** YOUR GOAL **
Give back every line of the material below that has the string "this".

___ MATERIAL SUPPLIED

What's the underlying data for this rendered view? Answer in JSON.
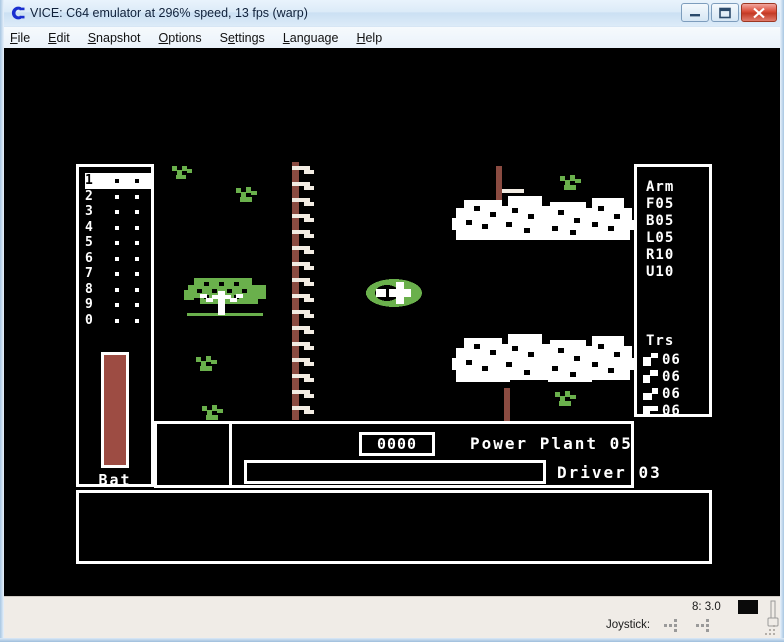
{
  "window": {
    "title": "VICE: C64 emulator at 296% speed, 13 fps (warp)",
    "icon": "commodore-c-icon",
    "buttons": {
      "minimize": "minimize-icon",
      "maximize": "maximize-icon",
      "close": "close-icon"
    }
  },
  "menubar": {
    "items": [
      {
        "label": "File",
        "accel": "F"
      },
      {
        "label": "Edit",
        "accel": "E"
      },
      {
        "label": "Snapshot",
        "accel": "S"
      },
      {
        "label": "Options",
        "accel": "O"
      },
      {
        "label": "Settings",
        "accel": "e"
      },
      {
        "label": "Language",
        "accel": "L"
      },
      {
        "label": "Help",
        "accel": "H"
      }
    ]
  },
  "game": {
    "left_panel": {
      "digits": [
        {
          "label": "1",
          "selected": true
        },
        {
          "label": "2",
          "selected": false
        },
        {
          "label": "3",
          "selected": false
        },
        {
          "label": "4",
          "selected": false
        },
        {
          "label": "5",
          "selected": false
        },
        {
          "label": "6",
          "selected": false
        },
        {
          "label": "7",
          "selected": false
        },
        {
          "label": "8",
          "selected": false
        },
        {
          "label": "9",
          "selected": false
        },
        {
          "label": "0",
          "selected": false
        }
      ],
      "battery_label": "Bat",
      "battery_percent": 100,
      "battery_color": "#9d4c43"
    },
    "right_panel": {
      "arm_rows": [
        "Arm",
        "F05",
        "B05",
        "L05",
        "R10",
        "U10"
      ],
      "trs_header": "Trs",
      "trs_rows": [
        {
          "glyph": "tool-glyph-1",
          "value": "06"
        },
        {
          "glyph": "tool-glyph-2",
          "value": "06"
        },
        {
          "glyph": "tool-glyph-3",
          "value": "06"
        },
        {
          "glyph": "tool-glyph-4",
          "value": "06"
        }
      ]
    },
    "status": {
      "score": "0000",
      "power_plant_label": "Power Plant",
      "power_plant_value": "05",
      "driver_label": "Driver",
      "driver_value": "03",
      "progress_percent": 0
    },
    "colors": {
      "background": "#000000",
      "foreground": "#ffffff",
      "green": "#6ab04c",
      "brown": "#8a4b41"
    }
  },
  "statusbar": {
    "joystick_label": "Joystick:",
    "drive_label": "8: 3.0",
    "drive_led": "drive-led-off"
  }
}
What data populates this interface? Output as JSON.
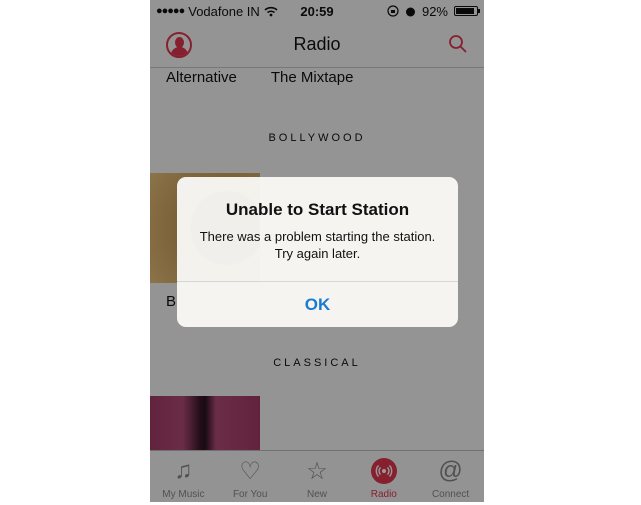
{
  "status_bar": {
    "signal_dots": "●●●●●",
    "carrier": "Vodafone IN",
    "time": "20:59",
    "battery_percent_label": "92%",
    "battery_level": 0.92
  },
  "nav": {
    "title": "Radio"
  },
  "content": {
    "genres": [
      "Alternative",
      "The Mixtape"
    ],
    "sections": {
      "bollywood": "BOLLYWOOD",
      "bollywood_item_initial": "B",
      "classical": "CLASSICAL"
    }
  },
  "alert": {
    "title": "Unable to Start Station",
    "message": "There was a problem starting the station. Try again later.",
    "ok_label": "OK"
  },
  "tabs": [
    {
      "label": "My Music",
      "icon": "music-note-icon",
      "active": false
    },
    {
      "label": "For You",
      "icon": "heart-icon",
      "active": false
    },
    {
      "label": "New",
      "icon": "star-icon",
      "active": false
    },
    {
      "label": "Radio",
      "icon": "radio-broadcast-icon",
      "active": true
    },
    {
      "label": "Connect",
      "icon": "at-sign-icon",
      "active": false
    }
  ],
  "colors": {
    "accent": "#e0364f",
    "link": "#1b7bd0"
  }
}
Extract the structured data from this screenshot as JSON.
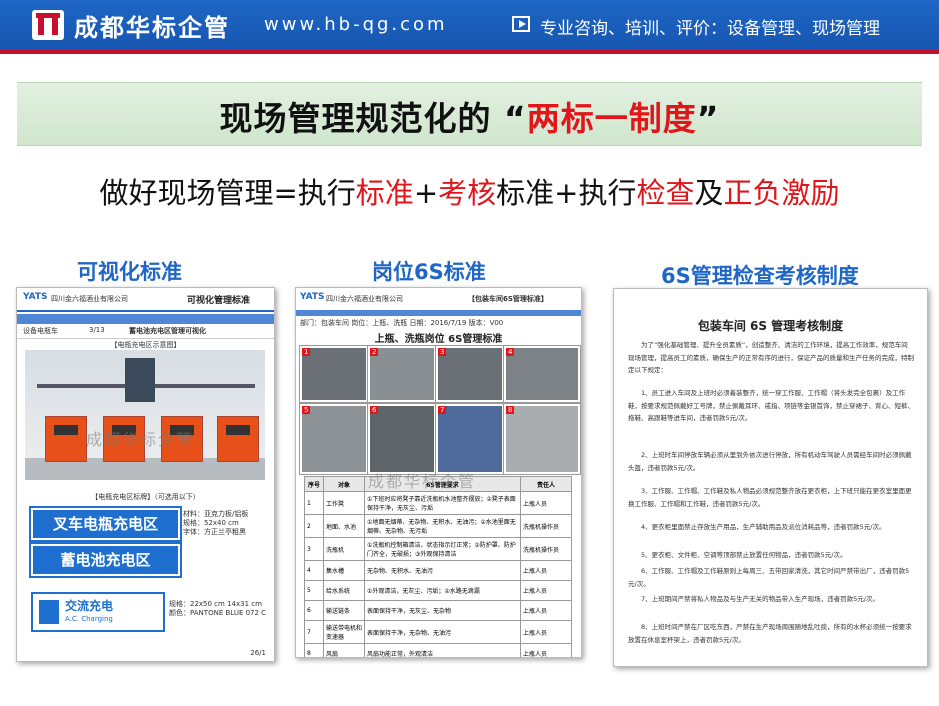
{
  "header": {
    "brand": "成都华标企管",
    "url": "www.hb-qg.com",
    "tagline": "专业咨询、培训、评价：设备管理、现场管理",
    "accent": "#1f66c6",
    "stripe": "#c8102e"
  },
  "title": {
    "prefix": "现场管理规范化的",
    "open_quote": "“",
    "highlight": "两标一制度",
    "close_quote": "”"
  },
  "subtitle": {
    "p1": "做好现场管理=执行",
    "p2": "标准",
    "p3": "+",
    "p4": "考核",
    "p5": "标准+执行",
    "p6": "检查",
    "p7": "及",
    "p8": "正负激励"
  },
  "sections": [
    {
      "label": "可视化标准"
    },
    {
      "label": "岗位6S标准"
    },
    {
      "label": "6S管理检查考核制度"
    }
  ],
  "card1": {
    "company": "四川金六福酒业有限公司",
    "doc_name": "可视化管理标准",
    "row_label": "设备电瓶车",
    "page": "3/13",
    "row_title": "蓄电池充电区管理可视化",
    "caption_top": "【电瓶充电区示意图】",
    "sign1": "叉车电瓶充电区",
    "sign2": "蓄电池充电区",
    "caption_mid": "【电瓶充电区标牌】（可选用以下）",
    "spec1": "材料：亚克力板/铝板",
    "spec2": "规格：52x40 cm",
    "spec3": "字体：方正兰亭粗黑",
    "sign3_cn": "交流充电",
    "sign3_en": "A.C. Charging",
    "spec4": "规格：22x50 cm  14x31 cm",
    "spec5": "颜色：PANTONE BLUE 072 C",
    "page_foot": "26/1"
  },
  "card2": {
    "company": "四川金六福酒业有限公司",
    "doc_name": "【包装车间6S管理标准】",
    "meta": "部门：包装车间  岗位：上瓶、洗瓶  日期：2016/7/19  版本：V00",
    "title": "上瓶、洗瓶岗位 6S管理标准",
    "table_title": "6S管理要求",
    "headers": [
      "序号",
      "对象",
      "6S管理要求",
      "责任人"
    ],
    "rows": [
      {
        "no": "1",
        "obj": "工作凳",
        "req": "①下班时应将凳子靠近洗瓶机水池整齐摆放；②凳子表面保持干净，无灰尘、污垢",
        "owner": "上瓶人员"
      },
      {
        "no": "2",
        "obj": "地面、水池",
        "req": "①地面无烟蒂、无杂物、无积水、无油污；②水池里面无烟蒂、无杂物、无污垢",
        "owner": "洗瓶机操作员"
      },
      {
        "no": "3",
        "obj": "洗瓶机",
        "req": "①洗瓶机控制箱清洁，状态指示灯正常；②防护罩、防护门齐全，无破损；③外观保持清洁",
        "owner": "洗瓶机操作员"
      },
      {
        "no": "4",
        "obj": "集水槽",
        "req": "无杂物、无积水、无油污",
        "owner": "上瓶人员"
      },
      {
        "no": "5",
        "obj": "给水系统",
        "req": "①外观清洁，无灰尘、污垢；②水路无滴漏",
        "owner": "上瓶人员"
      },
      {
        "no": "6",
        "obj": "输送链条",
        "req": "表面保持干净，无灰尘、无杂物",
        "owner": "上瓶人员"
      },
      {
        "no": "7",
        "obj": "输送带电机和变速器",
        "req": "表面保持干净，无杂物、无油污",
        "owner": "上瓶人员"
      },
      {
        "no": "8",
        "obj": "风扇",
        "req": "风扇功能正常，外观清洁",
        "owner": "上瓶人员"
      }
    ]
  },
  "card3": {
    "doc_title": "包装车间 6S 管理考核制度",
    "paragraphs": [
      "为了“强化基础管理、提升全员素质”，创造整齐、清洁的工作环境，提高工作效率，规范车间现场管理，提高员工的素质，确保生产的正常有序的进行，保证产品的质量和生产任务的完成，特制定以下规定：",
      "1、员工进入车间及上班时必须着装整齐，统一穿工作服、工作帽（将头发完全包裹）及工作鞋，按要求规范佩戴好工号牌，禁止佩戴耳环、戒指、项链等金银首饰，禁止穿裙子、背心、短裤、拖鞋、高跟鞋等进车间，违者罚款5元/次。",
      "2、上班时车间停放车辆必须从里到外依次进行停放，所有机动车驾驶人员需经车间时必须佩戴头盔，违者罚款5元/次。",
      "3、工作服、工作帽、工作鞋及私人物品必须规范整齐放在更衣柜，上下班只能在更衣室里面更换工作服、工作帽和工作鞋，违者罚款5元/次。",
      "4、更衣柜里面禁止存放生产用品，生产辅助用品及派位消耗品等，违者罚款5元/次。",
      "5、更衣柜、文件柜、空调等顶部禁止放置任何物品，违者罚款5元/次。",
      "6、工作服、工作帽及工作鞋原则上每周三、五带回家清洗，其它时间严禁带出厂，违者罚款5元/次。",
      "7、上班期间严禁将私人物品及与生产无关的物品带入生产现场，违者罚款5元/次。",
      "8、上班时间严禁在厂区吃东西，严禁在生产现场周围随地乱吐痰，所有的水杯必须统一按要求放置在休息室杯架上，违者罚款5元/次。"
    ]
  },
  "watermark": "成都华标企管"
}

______

** ANSWER SPACE **
What's the underlying data for this rendered view? Answer in JSON.
What data populates this interface? Output as JSON.
Extract the structured data from this screenshot as JSON.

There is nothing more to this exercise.